Novo Mesto is a small Slovenian city located on scenic bend of the River Krka. Settled in prehistoric times, the city has always been smart about the way it manages its resources. The idea of keeping the air, water and soil clean for future generations is deeply ingrained in the collective mindset. Citizens and tourists can jump into the river for a swim right from the town’s main square.“We’re not the first or the last people to live on this planet,” says the city’s deputy mayor, Bostjan Grobler. “Becoming a smart city is not a goal. Keeping our people and environment healthy in order to provide sustainable jobs and attractive living spaces is our goal. Technology helps us achieve that.”
Starting with clean air
Like many other cities in Europe, Novo Mesto has been struggling with air pollution for the past decade.
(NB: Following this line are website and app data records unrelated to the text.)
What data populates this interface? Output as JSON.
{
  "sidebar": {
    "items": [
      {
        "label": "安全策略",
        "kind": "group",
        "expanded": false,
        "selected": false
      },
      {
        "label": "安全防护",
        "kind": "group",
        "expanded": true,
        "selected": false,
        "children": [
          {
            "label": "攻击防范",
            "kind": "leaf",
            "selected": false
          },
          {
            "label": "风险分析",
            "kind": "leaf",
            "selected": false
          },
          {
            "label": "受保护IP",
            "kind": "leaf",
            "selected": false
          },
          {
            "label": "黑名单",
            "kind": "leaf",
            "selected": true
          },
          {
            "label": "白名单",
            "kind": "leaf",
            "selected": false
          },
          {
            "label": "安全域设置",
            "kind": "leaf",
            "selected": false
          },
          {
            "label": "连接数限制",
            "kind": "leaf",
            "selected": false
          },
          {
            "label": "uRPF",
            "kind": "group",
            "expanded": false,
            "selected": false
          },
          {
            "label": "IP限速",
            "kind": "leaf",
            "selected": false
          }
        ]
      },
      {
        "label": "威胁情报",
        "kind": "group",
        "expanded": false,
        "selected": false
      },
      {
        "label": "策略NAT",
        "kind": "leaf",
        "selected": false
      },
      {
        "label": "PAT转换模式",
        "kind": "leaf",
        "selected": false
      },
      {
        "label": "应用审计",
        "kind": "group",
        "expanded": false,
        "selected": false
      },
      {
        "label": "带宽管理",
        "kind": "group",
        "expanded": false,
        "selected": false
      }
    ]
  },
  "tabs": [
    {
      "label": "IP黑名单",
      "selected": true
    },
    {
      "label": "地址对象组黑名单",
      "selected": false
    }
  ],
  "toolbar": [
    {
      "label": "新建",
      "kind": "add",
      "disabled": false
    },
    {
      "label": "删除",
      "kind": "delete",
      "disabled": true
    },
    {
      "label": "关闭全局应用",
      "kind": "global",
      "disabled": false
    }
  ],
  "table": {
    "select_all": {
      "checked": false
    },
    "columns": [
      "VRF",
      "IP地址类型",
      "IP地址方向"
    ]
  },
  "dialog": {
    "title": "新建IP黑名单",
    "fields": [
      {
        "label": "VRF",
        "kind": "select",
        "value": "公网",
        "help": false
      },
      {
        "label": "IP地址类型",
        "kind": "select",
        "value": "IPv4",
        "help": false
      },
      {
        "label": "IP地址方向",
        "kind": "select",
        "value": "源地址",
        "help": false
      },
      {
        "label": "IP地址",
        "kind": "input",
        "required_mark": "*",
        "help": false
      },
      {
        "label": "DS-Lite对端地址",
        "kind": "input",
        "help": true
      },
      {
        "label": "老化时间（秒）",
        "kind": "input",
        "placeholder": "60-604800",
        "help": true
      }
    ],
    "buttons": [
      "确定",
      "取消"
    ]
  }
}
It’s at its worst during winter months when measurements often show the presence of soot particles that exceed the European Union’s limits of safe particulate matter (PM) of 40 micrograms per cubic meter, several times per week. There are different types of particulate matter; the most frequently measured are particles in the air that are 10 microns in diameter or smaller, referred to as PM10. As a reference, consider that a micron is a millionth of a meter, and a human hair is about 75 microns thick.
Currently, the World Health Organization (WHO) identifies safe levels of PM10 as under 20 micrograms per cubic meter. The German city of Mannheim for example, has a yearly average of 22 compared to Novo Mesto’s yearly average of 27. These are low averages compared to Shanghai which averages 84, but even these levels can contribute to heart and lung disease and irritation of lung passages, especially during times when they exceed 40.
Year after year Novo Mesto received reports of high levels of PM10, but city leaders were uncertain how to fix it.
Becoming A Smart City Is Not A Goal; It’s A Lifestyle
“We obviously had to do something,” says Peter Gersic, Project Development Manager for Municipality of Novo Mesto, “because air pollution does not go away by itself. But frankly, we didn’t know what to do with the data.”
After some research the city turned to SAP and Telekom Slovenia. Juraj Kovac, a Telekom business analyst with the right technical credentials for implementing smart city solutions, explains how it works. Basically, sensors were installed all over the city to gather data not only on air pollution but on other important environmental metrics including water usage and light pollution.
“We use SAP Leonardo to collect the data, and SAP Analytics to analyze it,” says Kovac. “All our IoT platforms run on the SAP Cloud Platform. The data is used by the municipal government to make operational decisions and by citizens using mobile apps, for example, to find parking spaces.”
Improving urban life
The deputy mayor realizes that managing city resources is not just a job for the government. It’s about helping people make lifestyle changes. “If we want people to drive less, we need to give them alternatives like public transport and bike paths,” says Grobler. “It’s not enough to motivate people to buy electric cars; we have to make sure they can easily park and recharge them.”
What Novo Mesto hopes to achieve on a small scale with smart technology is already happening in cities on every continent. From green buildings and sensor-based trash collection to more public transportation and online citizen services, smart cities are revolutionizing urban living.
New York City, for example, has been named as the most developed smart city in the world for two years in a row for using an automated metering system to better understand how its 8.5 million people use 1 billion gallons of water each day. London, second on the list, has been recognized for its mass transport system and urban planning policies.
The Toronto Transit Commission uses SAP technology to optimize process visibility and communication for the diverse staff that keeps the city moving. SAP IoT Technology is helping the city of Antibes better manage its water resources. The city of Nanjing is using SAP traffic sensor technology to help make the city achieve a greener, more humanistic culture.